According to Wilson, TMI is a process that includes Bible study and outreach, but also health and lifestyle reform, a wise use of financial means, well-ordered biblical families, and other life-enhancing changes.
“All of this is possible as we lean on Christ for our every need,” he said, as he invited TMI worldwide coordinator Duane McKey and his wife Kathy to share a major TMI and evangelistic initiative planned for Tokyo and other large Japanese cities in 2018.
McKey shared about past and ongoing TMI initiatives in Rwanda, Romania, Nepal, and the Philippines. In preparation for the 2018 TMI event in Japan, 48 Adventist Japanese pastors were invited to the Philippines to lead an evangelistic series. Their efforts resulted in 1,400 baptisms. Preparations are also in progress for a similar outreach in India in 2019.

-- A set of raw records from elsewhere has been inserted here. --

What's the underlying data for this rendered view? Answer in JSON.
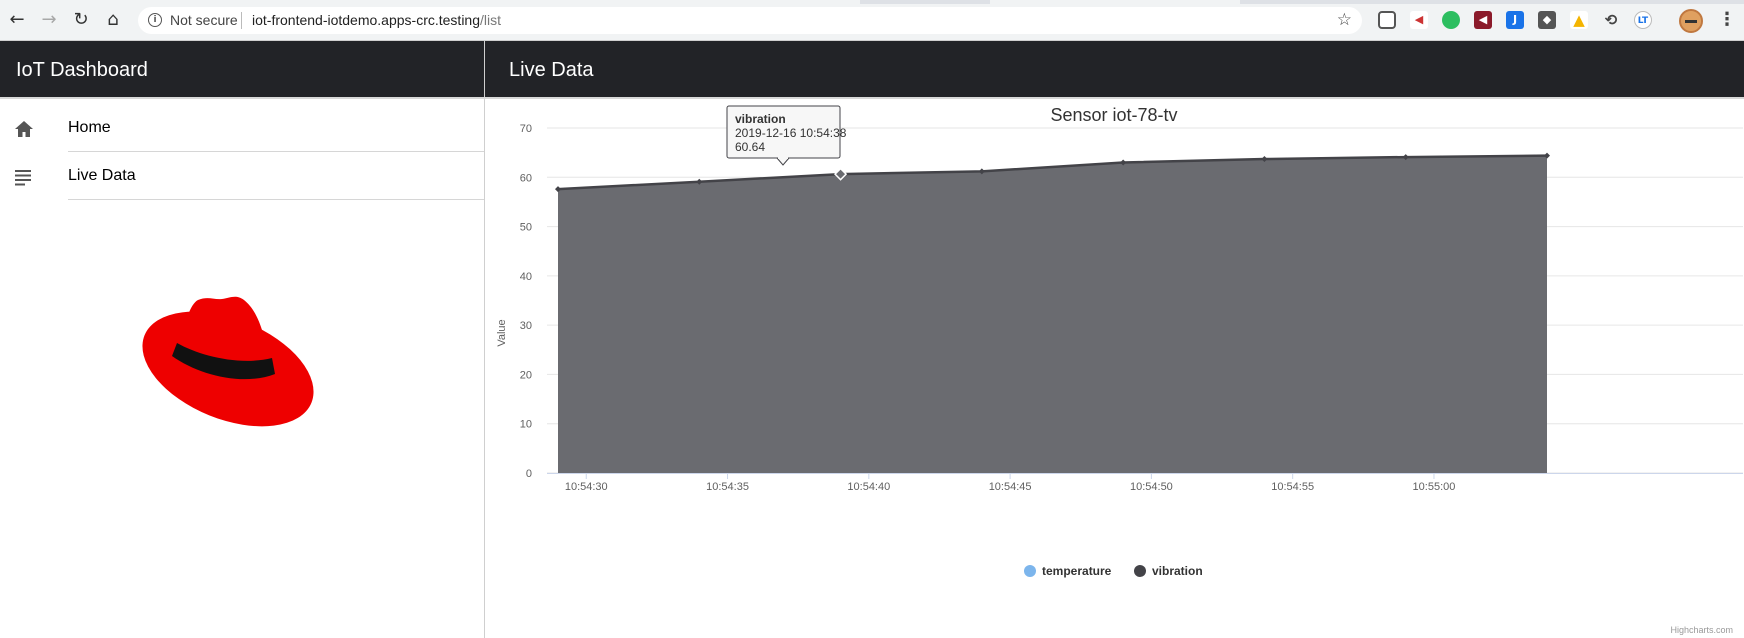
{
  "browser": {
    "security_label": "Not secure",
    "url_host": "iot-frontend-iotdemo.apps-crc.testing",
    "url_path": "/list",
    "back_icon": "arrow-left-icon",
    "forward_icon": "arrow-right-icon",
    "reload_icon": "reload-icon",
    "home_icon": "home-icon"
  },
  "app": {
    "title": "IoT Dashboard",
    "page_title": "Live Data"
  },
  "sidebar": {
    "items": [
      {
        "label": "Home",
        "icon": "home-icon"
      },
      {
        "label": "Live Data",
        "icon": "list-icon"
      }
    ]
  },
  "logo": {
    "name": "red-hat-logo",
    "brand_color": "#ee0000"
  },
  "chart_data": {
    "type": "area",
    "title": "Sensor iot-78-tv",
    "ylabel": "Value",
    "ylim": [
      0,
      70
    ],
    "yticks": [
      "0",
      "10",
      "20",
      "30",
      "40",
      "50",
      "60",
      "70"
    ],
    "xticks": [
      "10:54:30",
      "10:54:35",
      "10:54:40",
      "10:54:45",
      "10:54:50",
      "10:54:55",
      "10:55:00"
    ],
    "xtick_seconds": [
      30,
      35,
      40,
      45,
      50,
      55,
      60
    ],
    "xlim_seconds": [
      29,
      64
    ],
    "series": [
      {
        "name": "temperature",
        "color": "#7cb5ec",
        "x": [],
        "values": []
      },
      {
        "name": "vibration",
        "color": "#434348",
        "x": [
          "10:54:28",
          "10:54:33",
          "10:54:38",
          "10:54:43",
          "10:54:48",
          "10:54:53",
          "10:54:58",
          "10:55:03"
        ],
        "x_seconds": [
          29,
          34,
          39,
          44,
          49,
          54,
          59,
          64
        ],
        "values": [
          57.6,
          59.1,
          60.64,
          61.2,
          63.0,
          63.7,
          64.1,
          64.4
        ]
      }
    ],
    "legend": "bottom-center",
    "grid": true,
    "tooltip": {
      "series": "vibration",
      "time": "2019-12-16 10:54:38",
      "value": "60.64"
    },
    "credits": "Highcharts.com"
  }
}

Children and Health Initiatives
Against these and other initiatives, Wilson reaffirmed that TMI calls for involvement in every area of church activity. “[We must] use everyone, women, men, young adults, including children in reaching out to the people of the great cities,” he said, as he introduced world church director of Children’s Ministries Linda Koh, inviting her to share what children are doing to share God’s love in cities around the world.
“How to reach millions of children in the cities?” asked Koh, before sharing some of the programs that are working to the bring young children to Jesus, such as Vacation Bible Schools, health expos, sports day, music festivals, and others.

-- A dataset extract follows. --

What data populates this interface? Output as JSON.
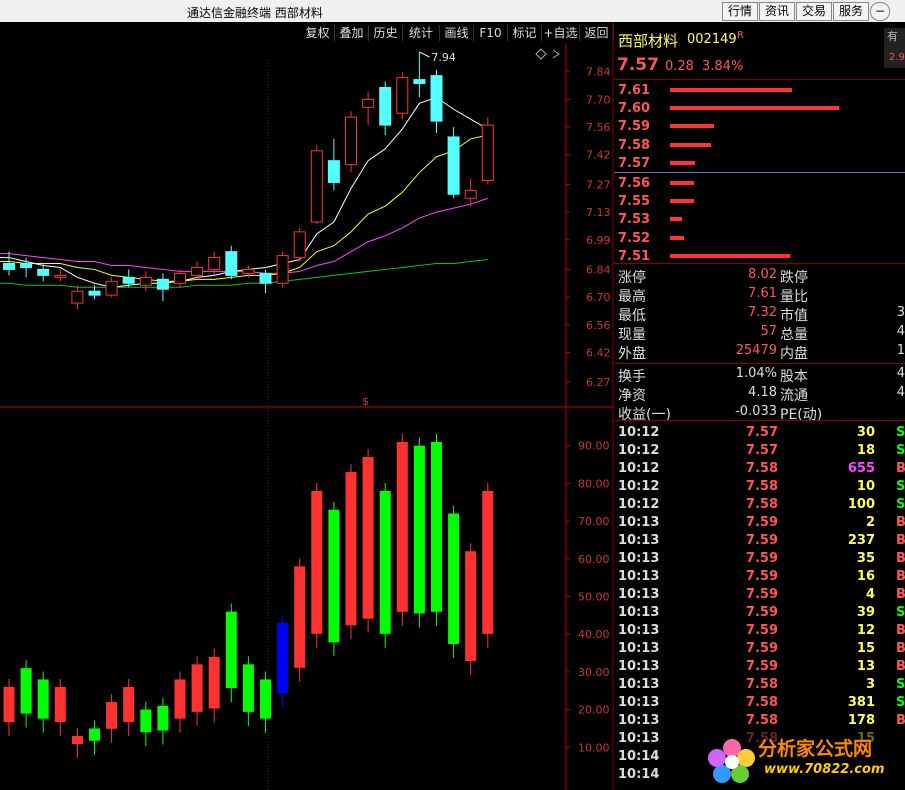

Koh explained that success is achieved when children come to love and accept Jesus. “As the many children who come to us and tell us, ‘Jesus is now my friend forever,’” she said.
A comprehensive health ministry is also vital for TMI, said Wilson. Adventists pastors and health professionals can work together. By way of example, he called world church Health Ministries director Peter Landless to provide examples about how health initiatives are supporting the mission of the church in big cities.
“Comprehensive Health Ministry believes every member is a medical missionary,” said Landless, before reporting the success of initiatives such as mega and small health expos, tobacco cessation and addiction recovery programs, fun walks and runs, and cooking schools. He highlighted the 600 million US dollars in charity healthcare provided around the world each year, and the 50 million health-related books distributed.
“We can be part of this if we believe the [health] message, live the message, and teach the message,” Landless said, before concluding, “From the heart transplant to the simple loaf of bread, there may be more religion there than in many sermons.”
A Final Appeal
At Wilson’s request, Global Mission Urban Center director Doug Venn made a heartfelt appeal for members to get actively involved in sharing God’s message in the cities.
“We need to be convicted and recommitted to reaching the cities,” said Venn, who called on church leaders to be “rebaptized” together with him “for the Mission to the Cities priority.”
Venn also made a special appeal to tap the energy of young Adventist members. “We need to unleash the energy of young people, so they can use their creative abilities to bring Jesus to people living in cities.”
Wilson closed his message by making yet another plea to give the evangelistic work in the cities all the attention it deserves. “Please take the ‘Mission to the Cities’ challenge seriously, and submit it to God in prayer for your planning in every city around the world,” he said. “The time to work our cities is now!”
To read a transcript of Wilson’s message, click here.